– Anonymous SJEC parishioner

Advent Reflections: December 21st

advent reflections (2)The Lord was pleased, for the sake of his righteousness, to magnify his teaching and make it glorious. – Isaiah 42:21

Any time I hear the word “magnify”, I think of glorify, and my mind quickly shifts to a particular story. So it’s appropriate that both magnify and glorious are in this same sentence.

For the sake of space, I must paraphrase this part of the story, but over the years I have used a book called “The Three Trees” during children’s homilies starting on Christmas Eve throughout Lent, and ending on Easter:

Three small trees were growing on a hill. One tree wanted to grow to be a great treasure chest fit for a king and the greatest treasures in the world. The other a sailing ship to be taken on great adventures, and the other wanted to grow so tall that when everyone saw it they would see it pointed to God.

The first tree was excited at first when it was cut down and taken to a carpenter where it saw great  furniture and chest being made. A short time later, however, the tree was cut into boards, nailed together violently, and placed in a stable filled with feed for the animals. The tree was devastated because it now knew it would never hold the greatest treasure in the world.

Until one night, the barn door flew open and a young man and woman came inside where the woman had her child. The tree knew there was something unique about this child as the mother wrapped her son in bands of cloth and place him gently inside the feed box that was filled with hay.

The tree now knew that he WAS holding the “Greatest Treasure in the World”
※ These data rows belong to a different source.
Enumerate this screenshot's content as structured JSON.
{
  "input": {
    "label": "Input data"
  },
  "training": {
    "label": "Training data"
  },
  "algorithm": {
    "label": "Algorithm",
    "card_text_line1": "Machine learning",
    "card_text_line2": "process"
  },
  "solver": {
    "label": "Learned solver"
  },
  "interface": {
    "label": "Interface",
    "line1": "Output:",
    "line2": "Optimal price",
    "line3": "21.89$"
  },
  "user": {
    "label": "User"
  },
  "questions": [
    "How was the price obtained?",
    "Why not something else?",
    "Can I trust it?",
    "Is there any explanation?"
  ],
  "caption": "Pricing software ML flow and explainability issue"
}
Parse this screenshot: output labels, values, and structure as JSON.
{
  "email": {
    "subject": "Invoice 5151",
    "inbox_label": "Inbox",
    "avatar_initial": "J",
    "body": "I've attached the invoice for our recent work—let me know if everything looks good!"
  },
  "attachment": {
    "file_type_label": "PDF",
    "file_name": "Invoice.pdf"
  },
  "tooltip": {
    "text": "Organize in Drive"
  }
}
Sometimes we have ideas of how we want to glorify God, but if our hearts our open to it, he may use us in a way we may not have planned.
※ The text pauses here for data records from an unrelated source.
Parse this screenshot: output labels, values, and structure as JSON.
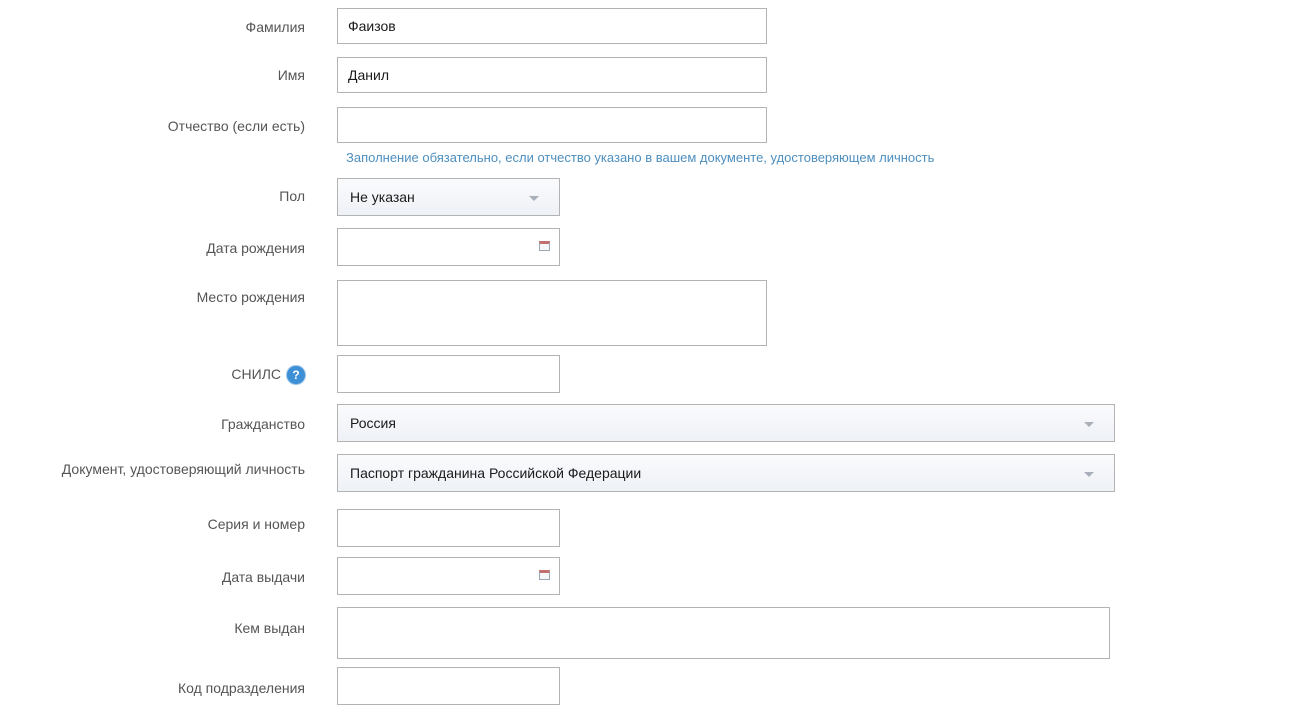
{
  "form": {
    "surname": {
      "label": "Фамилия",
      "value": "Фаизов"
    },
    "name": {
      "label": "Имя",
      "value": "Данил"
    },
    "patronymic": {
      "label": "Отчество (если есть)",
      "value": "",
      "hint": "Заполнение обязательно, если отчество указано в вашем документе, удостоверяющем личность"
    },
    "gender": {
      "label": "Пол",
      "selected": "Не указан"
    },
    "birth_date": {
      "label": "Дата рождения",
      "value": ""
    },
    "birth_place": {
      "label": "Место рождения",
      "value": ""
    },
    "snils": {
      "label": "СНИЛС",
      "help_glyph": "?",
      "value": ""
    },
    "citizenship": {
      "label": "Гражданство",
      "selected": "Россия"
    },
    "id_document": {
      "label": "Документ, удостоверяющий личность",
      "selected": "Паспорт гражданина Российской Федерации"
    },
    "series_number": {
      "label": "Серия и номер",
      "value": ""
    },
    "issue_date": {
      "label": "Дата выдачи",
      "value": ""
    },
    "issued_by": {
      "label": "Кем выдан",
      "value": ""
    },
    "division_code": {
      "label": "Код подразделения",
      "value": ""
    }
  },
  "icons": {
    "dropdown": "chevron-down-icon",
    "calendar": "calendar-icon",
    "help": "help-circle-icon"
  }
}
– John Knouse

Advent Reflections: December 20th

advent reflections (2)And Blessed is she who believed that there would be a fulfilment of what was spoken to her by the Lord. -Luke 1:45
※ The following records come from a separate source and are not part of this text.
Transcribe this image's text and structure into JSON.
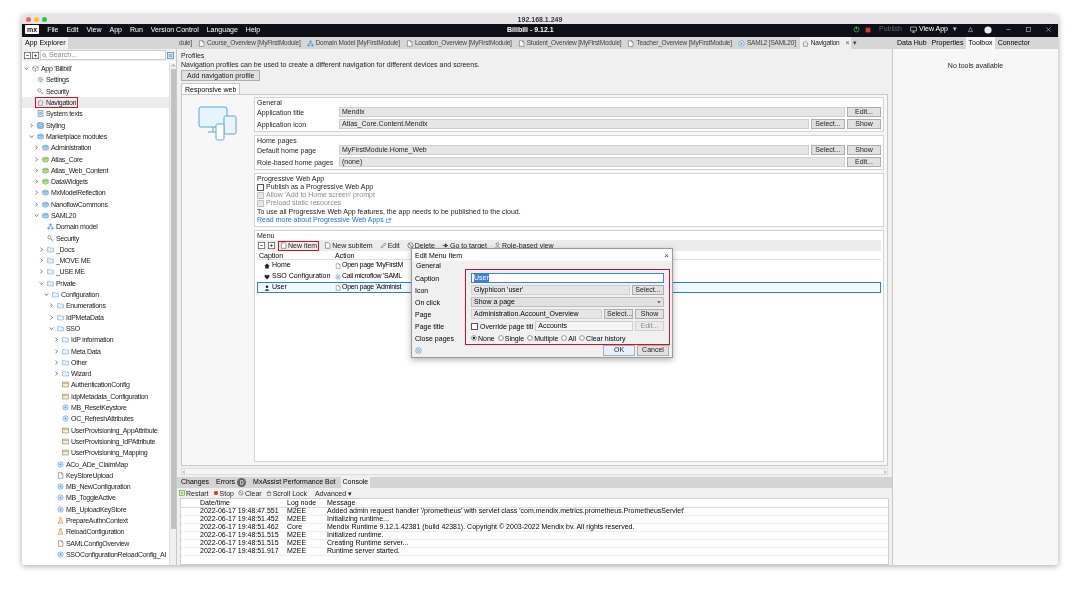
{
  "window": {
    "title": "192.168.1.249"
  },
  "menu_bar": {
    "logo": "mx",
    "items": [
      "File",
      "Edit",
      "View",
      "App",
      "Run",
      "Version Control",
      "Language",
      "Help"
    ],
    "title": "Bilibili - 9.12.1",
    "publish": "Publish",
    "view_app": "View App",
    "dropdown": "▾"
  },
  "document_tabs": [
    {
      "label": "dule]",
      "kind": "cut",
      "selected": false
    },
    {
      "label": "Course_Overview [MyFirstModule]",
      "kind": "page",
      "selected": false
    },
    {
      "label": "Domain Model [MyFirstModule]",
      "kind": "domain",
      "selected": false
    },
    {
      "label": "Location_Overview [MyFirstModule]",
      "kind": "page",
      "selected": false
    },
    {
      "label": "Student_Overview [MyFirstModule]",
      "kind": "page",
      "selected": false
    },
    {
      "label": "Teacher_Overview [MyFirstModule]",
      "kind": "page",
      "selected": false
    },
    {
      "label": "SAML2 [SAML20]",
      "kind": "microflow",
      "selected": false
    },
    {
      "label": "Navigation",
      "kind": "navigation",
      "selected": true,
      "close": "×"
    }
  ],
  "tab_overflow": "▾",
  "left_panel": {
    "title": "App Explorer",
    "search": {
      "placeholder": "Search..."
    },
    "tree": [
      {
        "label": "App 'Bilibili'",
        "kind": "app",
        "expanded": true,
        "children": [
          {
            "label": "Settings",
            "kind": "settings"
          },
          {
            "label": "Security",
            "kind": "security"
          },
          {
            "label": "Navigation",
            "kind": "navigation",
            "highlighted": true
          },
          {
            "label": "System texts",
            "kind": "texts"
          },
          {
            "label": "Styling",
            "kind": "styling",
            "expanded": false
          },
          {
            "label": "Marketplace modules",
            "kind": "module",
            "expanded": true,
            "children": [
              {
                "label": "Administration",
                "kind": "module",
                "expanded": false
              },
              {
                "label": "Atlas_Core",
                "kind": "theme",
                "expanded": false
              },
              {
                "label": "Atlas_Web_Content",
                "kind": "theme",
                "expanded": false
              },
              {
                "label": "DataWidgets",
                "kind": "theme",
                "expanded": false
              },
              {
                "label": "MxModelReflection",
                "kind": "module",
                "expanded": false
              },
              {
                "label": "NanoflowCommons",
                "kind": "module",
                "expanded": false
              },
              {
                "label": "SAML20",
                "kind": "module",
                "expanded": true,
                "children": [
                  {
                    "label": "Domain model",
                    "kind": "domain"
                  },
                  {
                    "label": "Security",
                    "kind": "security"
                  },
                  {
                    "label": "_Docs",
                    "kind": "folder",
                    "expanded": false
                  },
                  {
                    "label": "_MOVE ME",
                    "kind": "folder",
                    "expanded": false
                  },
                  {
                    "label": "_USE ME",
                    "kind": "folder",
                    "expanded": false
                  },
                  {
                    "label": "Private",
                    "kind": "folder",
                    "expanded": true,
                    "children": [
                      {
                        "label": "Configuration",
                        "kind": "folder",
                        "expanded": true,
                        "children": [
                          {
                            "label": "Enumerations",
                            "kind": "folder",
                            "expanded": false
                          },
                          {
                            "label": "IdPMetaData",
                            "kind": "folder",
                            "expanded": false
                          },
                          {
                            "label": "SSO",
                            "kind": "folder",
                            "expanded": true,
                            "children": [
                              {
                                "label": "IdP information",
                                "kind": "folder",
                                "expanded": false
                              },
                              {
                                "label": "Meta Data",
                                "kind": "folder",
                                "expanded": false
                              },
                              {
                                "label": "Other",
                                "kind": "folder",
                                "expanded": false
                              },
                              {
                                "label": "Wizard",
                                "kind": "folder",
                                "expanded": false
                              },
                              {
                                "label": "AuthenticationConfig",
                                "kind": "snippet"
                              },
                              {
                                "label": "IdpMetadata_Configuration",
                                "kind": "snippet"
                              },
                              {
                                "label": "MB_ResetKeystore",
                                "kind": "microflow"
                              },
                              {
                                "label": "OC_RefreshAttributes",
                                "kind": "microflow"
                              },
                              {
                                "label": "UserProvisioning_AppAttribute",
                                "kind": "snippet"
                              },
                              {
                                "label": "UserProvisioning_IdPAttribute",
                                "kind": "snippet"
                              },
                              {
                                "label": "UserProvisioning_Mapping",
                                "kind": "snippet"
                              }
                            ]
                          },
                          {
                            "label": "ACo_ADe_ClaimMap",
                            "kind": "microflow"
                          },
                          {
                            "label": "KeyStoreUpload",
                            "kind": "page"
                          },
                          {
                            "label": "MB_NewConfiguration",
                            "kind": "microflow"
                          },
                          {
                            "label": "MB_ToggleActive",
                            "kind": "microflow"
                          },
                          {
                            "label": "MB_UploadKeyStore",
                            "kind": "microflow"
                          },
                          {
                            "label": "PrepareAuthnContext",
                            "kind": "java"
                          },
                          {
                            "label": "ReloadConfiguration",
                            "kind": "java"
                          },
                          {
                            "label": "SAMLConfigOverview",
                            "kind": "page"
                          },
                          {
                            "label": "SSOConfigurationReloadConfig_AI",
                            "kind": "microflow"
                          }
                        ]
                      }
                    ]
                  }
                ]
              }
            ]
          }
        ]
      }
    ]
  },
  "profiles": {
    "title": "Profiles",
    "description": "Navigation profiles can be used to create a different navigation for different devices and screens.",
    "add_button": "Add navigation profile",
    "tabs": [
      {
        "label": "Responsive web",
        "selected": true
      }
    ]
  },
  "general": {
    "title": "General",
    "rows": [
      {
        "label": "Application title",
        "value": "Mendix",
        "buttons": [
          "Edit..."
        ]
      },
      {
        "label": "Application icon",
        "value": "Atlas_Core.Content.Mendix",
        "buttons": [
          "Select...",
          "Show"
        ]
      }
    ]
  },
  "home_pages": {
    "title": "Home pages",
    "rows": [
      {
        "label": "Default home page",
        "value": "MyFirstModule.Home_Web",
        "buttons": [
          "Select...",
          "Show"
        ]
      },
      {
        "label": "Role-based home pages",
        "value": "(none)",
        "buttons": [
          "Edit..."
        ]
      }
    ]
  },
  "pwa": {
    "title": "Progressive Web App",
    "options": [
      {
        "label": "Publish as a Progressive Web App",
        "checked": false,
        "disabled": false
      },
      {
        "label": "Allow 'Add to Home screen' prompt",
        "checked": false,
        "disabled": true
      },
      {
        "label": "Preload static resources",
        "checked": false,
        "disabled": true
      }
    ],
    "note": "To use all Progressive Web App features, the app needs to be published to the cloud.",
    "link": "Read more about Progressive Web Apps"
  },
  "menu": {
    "title": "Menu",
    "toolbar": [
      {
        "kind": "collapse",
        "highlighted": false
      },
      {
        "kind": "expand",
        "highlighted": false
      },
      {
        "label": "New item",
        "kind": "new",
        "highlighted": true
      },
      {
        "label": "New subitem",
        "kind": "new",
        "highlighted": false
      },
      {
        "label": "Edit",
        "kind": "edit",
        "highlighted": false
      },
      {
        "label": "Delete",
        "kind": "delete",
        "highlighted": false
      },
      {
        "label": "Go to target",
        "kind": "goto",
        "highlighted": false
      },
      {
        "label": "Role-based view",
        "kind": "roles",
        "highlighted": false
      }
    ],
    "columns": [
      "Caption",
      "Action"
    ],
    "rows": [
      {
        "caption": "Home",
        "action": "Open page 'MyFirstM",
        "kind": "page",
        "selected": false
      },
      {
        "caption": "SSO Configuration",
        "action": "Call microflow 'SAML",
        "kind": "microflow",
        "selected": false
      },
      {
        "caption": "User",
        "action": "Open page 'Administ",
        "kind": "page",
        "selected": true
      }
    ]
  },
  "dialog": {
    "title": "Edit Menu Item",
    "close": "×",
    "group": "General",
    "highlighted": true,
    "caption": {
      "label": "Caption",
      "value": "User"
    },
    "icon": {
      "label": "Icon",
      "value": "Glyphicon 'user'",
      "button": "Select..."
    },
    "on_click": {
      "label": "On click",
      "value": "Show a page"
    },
    "page": {
      "label": "Page",
      "value": "Administration.Account_Overview",
      "buttons": [
        "Select...",
        "Show"
      ]
    },
    "page_title": {
      "label": "Page title",
      "override": "Override page titl",
      "checked": false,
      "value": "Accounts",
      "button": "Edit..."
    },
    "close_pages": {
      "label": "Close pages",
      "options": [
        {
          "label": "None",
          "selected": true
        },
        {
          "label": "Single",
          "selected": false
        },
        {
          "label": "Multiple",
          "selected": false
        },
        {
          "label": "All",
          "selected": false
        },
        {
          "label": "Clear history",
          "selected": false
        }
      ]
    },
    "buttons": [
      {
        "label": "OK",
        "default": true
      },
      {
        "label": "Cancel",
        "default": false
      }
    ]
  },
  "console": {
    "tabs": [
      {
        "label": "Changes",
        "selected": false
      },
      {
        "label": "Errors",
        "badge": "0",
        "selected": false
      },
      {
        "label": "MxAssist Performance Bot",
        "selected": false
      },
      {
        "label": "Console",
        "selected": true
      }
    ],
    "toolbar": [
      {
        "label": "Restart",
        "kind": "restart"
      },
      {
        "label": "Stop",
        "kind": "stop"
      },
      {
        "label": "Clear",
        "kind": "clear"
      },
      {
        "label": "Scroll Lock",
        "kind": "lock"
      },
      {
        "label": "Advanced ▾",
        "kind": "menu"
      }
    ],
    "columns": [
      "Date/time",
      "Log node",
      "Message"
    ],
    "rows": [
      {
        "time": "2022-06-17 19:48:47.551",
        "node": "M2EE",
        "message": "Added admin request handler '/prometheus' with servlet class 'com.mendix.metrics.prometheus.PrometheusServlet'"
      },
      {
        "time": "2022-06-17 19:48:51.452",
        "node": "M2EE",
        "message": "Initializing runtime..."
      },
      {
        "time": "2022-06-17 19:48:51.462",
        "node": "Core",
        "message": "Mendix Runtime 9.12.1.42381 (build 42381). Copyright © 2003-2022 Mendix bv. All rights reserved."
      },
      {
        "time": "2022-06-17 19:48:51.515",
        "node": "M2EE",
        "message": "Initialized runtime."
      },
      {
        "time": "2022-06-17 19:48:51.515",
        "node": "M2EE",
        "message": "Creating Runtime server..."
      },
      {
        "time": "2022-06-17 19:48:51.917",
        "node": "M2EE",
        "message": "Runtime server started."
      }
    ]
  },
  "right_panel": {
    "tabs": [
      {
        "label": "Data Hub",
        "selected": false
      },
      {
        "label": "Properties",
        "selected": false
      },
      {
        "label": "Toolbox",
        "selected": true
      },
      {
        "label": "Connector",
        "selected": false
      }
    ],
    "message": "No tools available"
  }
}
So Mary, a young teenage girl, is engaged to a carpenter. Like all “good” girls of the time, she was a virgin. And we know that a woman’s marriageable worth, at the time, lay in her lineage and her virginity. Out of nowhere, this angel comes along and declares that God has seen her faith and she’s going to bear the savior of the world. And according to Luke, everything sort of goes swimmingly — Elizabeth’s child leaps in the womb, blessings and faith are happily professed, Mary says a lot of profound things …

Just one question, what happened to the rest of the story? I imagine Mary, who was said to be “perplexed” had a great deal more than that going on in her young head. How many teenagers find life an easy and simple ride to begin with. Add a vision, an out of wedlock pregnancy, a strained relationship with her fiancé and a forced journey to the mix and you more than likely had one freaked out teenager. And how exactly did the talk with her family go, “well, mom and dad, there was this angel, and …”

It’s complicated – like our lives are complicated, and yet we’re told there was great faith. Somehow in all of this, she stood strong.

Perhaps faith happened in one swift moment as the text implies. But I’m guessing it actually took time to deal with all those intense feelings — fear, joy, anxiety, anticipation — time to sort through the complications and time before she gave this tangle over to God. I wonder if her faith came to her, as faith comes to so many of us, because she believed that only God could make sense of this great upheaval and radical change in her life. It had to be a tough and emotional journey. And here’s what I think about this untold part of the story. The idea of struggle makes her faith all the more beautiful, all the more “blessed,” because it makes it understandable.

– Dorothy Smith, Senior High Youth Leader